Syrian Internet Access Turned Back On
Rebels from the Free Syrian Army in the town of Idlib on March 31, 2012.
CREDIT: FreedomHouse2/Creative Commons
After two days of no Internet connectivity to the outside world, Syrians were once again able to get online beginning Saturday afternoon local time (Dec. 1).
The two-day Internet outage appeared to be the result of reconfiguration and removal of Border Gateway Protocol routers, where the country's Internet infrastructure met the outside world's, according to independent firms that monitor the world's Web traffic.
Syrian President Bashar al-Assad's regime, which is engaged in a bloody civil war against several rebel groups, blamed the blackout on cables cut by "terrorists," an assertion largely debunked Friday by the American network-reliability providers Renesys and CloudFlare.
On its blog Saturday, Renesys said messages from Syria's Border Gateway Protocol routers began to reappear just as neatly as they'd disappeared like "a switch being thrown."
"The only way we're going to know [what happened] for sure will be to wait for a resolution to the conflict," the blog post continued. "We will hear from the people who know for sure: the network engineers in Syria. We hope they're safe and we look forward to hearing their story firsthand."
The blackout made it difficult for journalists to get their coverage beyond Syria's borders. Reports since then indicate continued relentless fighting near the airport in Damascus during the disconnection.
The lack of communication lines also left many Syrians abroad worried for the safety of their family members.
After Syria's Internet access was cut off Thursday, some observers speculated that the outage might be an attempt to cover up an especially egregious human rights violation, but no such recent atrocity is known to have transpired.

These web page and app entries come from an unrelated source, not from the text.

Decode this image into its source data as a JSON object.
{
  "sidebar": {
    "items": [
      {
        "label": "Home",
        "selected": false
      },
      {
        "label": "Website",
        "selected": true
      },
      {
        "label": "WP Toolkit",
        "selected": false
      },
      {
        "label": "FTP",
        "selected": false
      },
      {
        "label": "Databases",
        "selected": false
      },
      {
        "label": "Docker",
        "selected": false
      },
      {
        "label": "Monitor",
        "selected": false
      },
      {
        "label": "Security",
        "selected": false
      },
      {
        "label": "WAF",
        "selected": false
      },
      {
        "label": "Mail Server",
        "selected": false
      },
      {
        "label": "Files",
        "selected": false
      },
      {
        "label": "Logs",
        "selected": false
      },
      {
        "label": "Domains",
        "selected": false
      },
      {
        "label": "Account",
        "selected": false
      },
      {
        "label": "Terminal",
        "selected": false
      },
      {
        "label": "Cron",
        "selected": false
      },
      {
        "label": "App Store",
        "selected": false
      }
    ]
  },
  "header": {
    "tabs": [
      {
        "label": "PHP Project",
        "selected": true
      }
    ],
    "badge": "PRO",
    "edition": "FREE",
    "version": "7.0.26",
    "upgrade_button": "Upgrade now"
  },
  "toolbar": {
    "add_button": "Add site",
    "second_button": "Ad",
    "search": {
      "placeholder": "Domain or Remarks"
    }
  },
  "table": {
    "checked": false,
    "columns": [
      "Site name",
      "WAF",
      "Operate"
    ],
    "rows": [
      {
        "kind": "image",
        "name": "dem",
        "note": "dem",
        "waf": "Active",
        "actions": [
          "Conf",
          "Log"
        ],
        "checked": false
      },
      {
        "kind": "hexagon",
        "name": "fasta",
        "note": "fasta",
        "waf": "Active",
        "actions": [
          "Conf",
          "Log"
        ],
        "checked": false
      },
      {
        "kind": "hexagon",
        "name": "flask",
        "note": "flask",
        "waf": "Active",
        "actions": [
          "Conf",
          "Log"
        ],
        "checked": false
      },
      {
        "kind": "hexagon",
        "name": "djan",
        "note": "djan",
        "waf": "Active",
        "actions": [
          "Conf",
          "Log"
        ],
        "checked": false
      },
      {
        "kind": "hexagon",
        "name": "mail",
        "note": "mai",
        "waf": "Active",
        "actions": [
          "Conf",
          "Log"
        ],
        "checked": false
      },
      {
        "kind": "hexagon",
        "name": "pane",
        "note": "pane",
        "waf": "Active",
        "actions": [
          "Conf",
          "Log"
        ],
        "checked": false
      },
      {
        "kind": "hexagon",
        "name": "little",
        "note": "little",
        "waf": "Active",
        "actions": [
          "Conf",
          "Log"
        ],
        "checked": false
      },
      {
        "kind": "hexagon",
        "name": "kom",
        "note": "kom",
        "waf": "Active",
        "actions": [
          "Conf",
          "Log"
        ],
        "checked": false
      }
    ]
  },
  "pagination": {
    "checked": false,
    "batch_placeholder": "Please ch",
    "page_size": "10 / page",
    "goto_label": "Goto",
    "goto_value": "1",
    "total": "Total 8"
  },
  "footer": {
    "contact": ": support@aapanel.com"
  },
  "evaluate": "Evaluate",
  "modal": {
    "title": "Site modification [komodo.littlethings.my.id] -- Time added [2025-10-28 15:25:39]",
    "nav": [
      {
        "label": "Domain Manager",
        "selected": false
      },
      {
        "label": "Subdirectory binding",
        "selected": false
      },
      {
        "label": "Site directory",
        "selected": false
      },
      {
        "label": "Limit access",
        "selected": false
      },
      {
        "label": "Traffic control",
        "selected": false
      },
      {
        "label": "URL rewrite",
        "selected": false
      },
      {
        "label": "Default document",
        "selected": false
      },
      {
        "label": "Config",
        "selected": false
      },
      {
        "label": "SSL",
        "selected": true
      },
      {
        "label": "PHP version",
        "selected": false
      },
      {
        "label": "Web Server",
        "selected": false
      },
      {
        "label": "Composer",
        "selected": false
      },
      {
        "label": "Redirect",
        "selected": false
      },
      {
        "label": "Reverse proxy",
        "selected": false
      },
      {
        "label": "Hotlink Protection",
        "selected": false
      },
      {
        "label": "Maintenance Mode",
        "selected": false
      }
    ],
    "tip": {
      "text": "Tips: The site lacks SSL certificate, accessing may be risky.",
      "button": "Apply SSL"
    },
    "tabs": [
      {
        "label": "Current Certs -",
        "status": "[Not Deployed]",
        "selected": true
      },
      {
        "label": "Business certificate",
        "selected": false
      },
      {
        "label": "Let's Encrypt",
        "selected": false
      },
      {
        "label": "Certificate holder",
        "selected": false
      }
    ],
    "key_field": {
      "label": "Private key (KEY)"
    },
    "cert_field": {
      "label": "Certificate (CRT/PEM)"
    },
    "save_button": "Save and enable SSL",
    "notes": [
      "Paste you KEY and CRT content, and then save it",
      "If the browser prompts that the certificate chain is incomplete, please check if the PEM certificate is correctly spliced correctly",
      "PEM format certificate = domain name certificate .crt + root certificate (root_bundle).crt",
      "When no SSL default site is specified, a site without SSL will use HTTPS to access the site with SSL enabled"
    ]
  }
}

The repressive governments of Egypt and Libya also cut Internet access in 2011 during popular uprisings, but such efforts proved futile when the regimes fell.